For the RBS training, all alcohol servers and their managers need to register, get trained, and pass California’s server test by Sep. 1, 2022. After that date, new servers and managers must complete these steps within 60 days of hire. The law applies to anyone who verifies customer IDs before serving them alcohol or allowing them entry to an establishment that serves alcohol; anyone who takes customer orders for alcoholic beverages; pours alcoholic drinks for customers; delivers alcoholic drinks to customers; and everyone who manages or supervises an alcohol server.
The Responsible Beverage Service Training Program Act (Assembly Bill 1221) was signed into law in 2017. An ABC on-premises licensed establishment is any business in California that serves alcohol for consumption on sites such as a bar, restaurant, winery, brewery, or distillery with on-sale privileges. While alcohol servers and their managers must take the steps necessary to become certified, it is ultimately the responsibility of licensees to ensure their servers and managers of servers are compliant with the certification requirement.
“The department’s goal is to gain statewide compliance with the new law and take an educational approach toward businesses that have not met the requirement,” ABC Director Eric Hirata said in a news release. “This training program will help prevent underage drinking and alcohol-related traffic collisions throughout the state and can make communities safer for all Californians.”

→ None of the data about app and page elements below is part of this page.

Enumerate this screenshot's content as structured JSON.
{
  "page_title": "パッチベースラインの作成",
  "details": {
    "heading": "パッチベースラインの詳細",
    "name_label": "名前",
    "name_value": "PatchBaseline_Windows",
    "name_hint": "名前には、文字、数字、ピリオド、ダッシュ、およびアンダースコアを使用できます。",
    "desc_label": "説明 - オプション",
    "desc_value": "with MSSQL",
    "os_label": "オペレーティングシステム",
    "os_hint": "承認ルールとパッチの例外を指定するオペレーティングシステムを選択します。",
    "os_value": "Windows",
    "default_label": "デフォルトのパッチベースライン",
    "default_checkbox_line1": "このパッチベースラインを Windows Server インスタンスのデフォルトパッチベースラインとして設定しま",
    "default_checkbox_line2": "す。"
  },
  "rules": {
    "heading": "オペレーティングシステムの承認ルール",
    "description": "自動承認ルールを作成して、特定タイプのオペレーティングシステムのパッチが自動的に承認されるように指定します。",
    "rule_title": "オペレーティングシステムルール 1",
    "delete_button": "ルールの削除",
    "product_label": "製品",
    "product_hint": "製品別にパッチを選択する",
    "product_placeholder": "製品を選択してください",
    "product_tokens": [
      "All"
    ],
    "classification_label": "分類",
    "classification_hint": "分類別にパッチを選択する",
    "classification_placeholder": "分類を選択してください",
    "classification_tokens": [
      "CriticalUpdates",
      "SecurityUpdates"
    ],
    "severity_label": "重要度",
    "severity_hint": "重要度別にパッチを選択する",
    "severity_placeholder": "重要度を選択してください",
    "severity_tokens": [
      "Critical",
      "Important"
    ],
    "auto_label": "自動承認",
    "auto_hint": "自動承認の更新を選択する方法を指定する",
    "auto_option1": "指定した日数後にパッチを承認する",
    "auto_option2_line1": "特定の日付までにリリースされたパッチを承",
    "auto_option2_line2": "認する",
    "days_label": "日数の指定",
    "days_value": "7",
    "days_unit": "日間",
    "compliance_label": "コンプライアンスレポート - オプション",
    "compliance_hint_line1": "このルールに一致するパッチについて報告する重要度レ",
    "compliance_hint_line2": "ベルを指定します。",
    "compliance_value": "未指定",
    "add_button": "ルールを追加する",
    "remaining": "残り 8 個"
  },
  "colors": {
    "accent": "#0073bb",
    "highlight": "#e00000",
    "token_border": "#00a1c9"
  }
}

An RBS training course teaches alcohol servers about laws that may affect their jobs, and goes over how alcohol can affect the community, how alcohol affects the body, practical techniques for refusing or slowing alcohol service, and how to create management policies that support responsible beverage service. A certificate from an RBS training is good for three years.
LEAD training, according to the ABC website “provides attendees with practical information on selling alcoholic beverages safely, responsibly, and legally, with emphasis on preventing sales to minors, sales to obviously intoxicated persons, and illicit drug activity at the licensed establishment.” RBS training is offered through certified training programs and is available both online and in person. LEAD training is also available online and in person. Each program training is approximately three hours. Additional information is available on the ABC website: www.abc.ca.gov/education.
With these two training sessions, there is no legitimate reason alcohol retailers should sell to minors, or intoxicated persons, or overserve their patrons. Hopefully these two programs will have a significant impact on reducing the number of DUIs, crashes, and deaths that occur because of alcohol sales in California.
IPS works alongside communities to build power, challenge systems of inequity, protect health and improve quality of life. IPS has a vision for safe, secure, vibrant and healthy communities where everyone can thrive. To find out more about IPS East County, follow us at: https://www.facebook.com/IPSEastCounty or by clicking on the links to our social media platforms: IPS East County Facebook, IPS East County Twitter, East County Youth Coalition Instagram.